***

(Original FB post)

Didn’t expect that the original post (my personal Facebook page) will pick up and get shared. As of this writing it has reached 60 plus shares and 160 plus reactions. This beats my dance video. Hahaha.

***

Mood: 2/10 Honks!!! (Almost 20 hours after I got home from an eventful return trip.)

December Weddings

Today I almost missed attending a friend’s wedding (Villafuerte-Espinosa) due to sore throat. Since I’ve prepared for this day so I could see this normally rugged and casual guy march down the aisle in barong tagalog to meet his bride, I dragged my aching throat and drove my way to Tagaytay.

I arrived at the Ina ng Laging Saklolo Church late, but not late enough to be included in the photo op (which I swear is the most stressful part of any wedding) with other friends and co-workers.  And as if by reflex, after the pictures have been taken, I with a couple of friends sped off to the reception area at Lake Garden Hotel and arrived there first. It dawned on me that I could win an Amazing Race series if all the pit stops are event reception centers. I’ve done this a couple of weddings already.

The tables and buffet meals were set overlooking the picturesque Taal Lake. The weather was good and the view of the volcano was a perfect background for the bride, groom and all the guests. It would have been more perfect if there was alcohol to warm up our body from the chilly atmosphere. But then again it wouldn’t have mattered as I got the damn sore throat.

I left early to catch up with my doctor’s appointment. We will drink to that someday. Congratulations Rommel and Betchay.

***

Another wedding I attended this month was my in-law’s 50th Wedding Anniversary celebration which my wife and relatives had been preparing for almost two years. Although the weather on December 9 was flip-flopping, the folks in Batangas got things going early. The bayanihan spirit, which is not uncommon in their place during events like this, kicked off in high gear.

The guys butchered the pig in the wee hours of the morning and prepared the pork parts and cuts for various recipes. The ladies, old and young alike, chopped and got the spices ready, while the others cooked. The smoke-filled kitchen was bustling with activity and the aroma of typical Batangueno food reaches every corner of the place.

Despite the threat of rain, the wedding started on time at the local chapel. The males donned barong tagalog, while the females wore golden yellow dress. The little girls (granddaughters) had butterfly wings on them.

After the ceremony and photo op, inay po and itay po rode back with us in our humble Kia Pride back to the reception area that was set at the common basketball court just outside their house—another typical Filipino setting.

Due to the inclement weather, the wedding entourage tables, set under a tarpaulin, got flooded still due to the uneven portion of the ground (a remnant of the last typhoon Milenyo) but it did not stop the festive mood. Some guys who are still in barong, neatly ironed pants and shiny shoes armed themselves with dust pans and broom sticks to clear the area so that guests may be seated.

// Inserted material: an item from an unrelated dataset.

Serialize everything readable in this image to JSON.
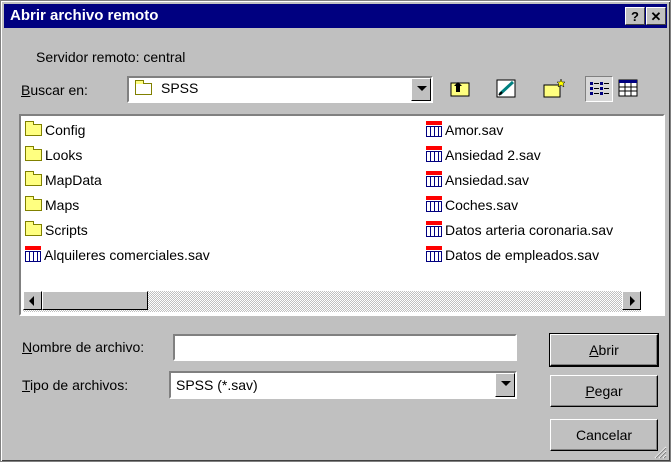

The rest of the night stayed rainy. Everyone had to wade in inches of flood to get to their tables. Others had to take shelter under their own plates while lining at the buffet area. But as most people would believe, the rain is a sign of blessing. So be it.

It is a blessing indeed for a couple to reach 50 years together. It is a blessing for their children to have such parents; for their grandchildren to have been able to see and be with their lolo and lola; and for us in-laws to have someone who trusted us with their children whom we now have as our own spouses.

I have nothing but praises for my parents-in-law. For them to be with each other for this long is a feat by itself. It takes more than just patience, love and understanding to hold on to such relationship especially in the current times where loose morals, fast-pace life, consumerism and materialism prevail. It is always easy and sometimes mushy to say, but it’s a fact that God had to be in the center of one’s marriage to surpass every trial. No more, no less.

To everyone who had or is just about to have their wedding this December, my congratulations and best wishes to all of you. I’m sure your Christmas and New Year will never be cold.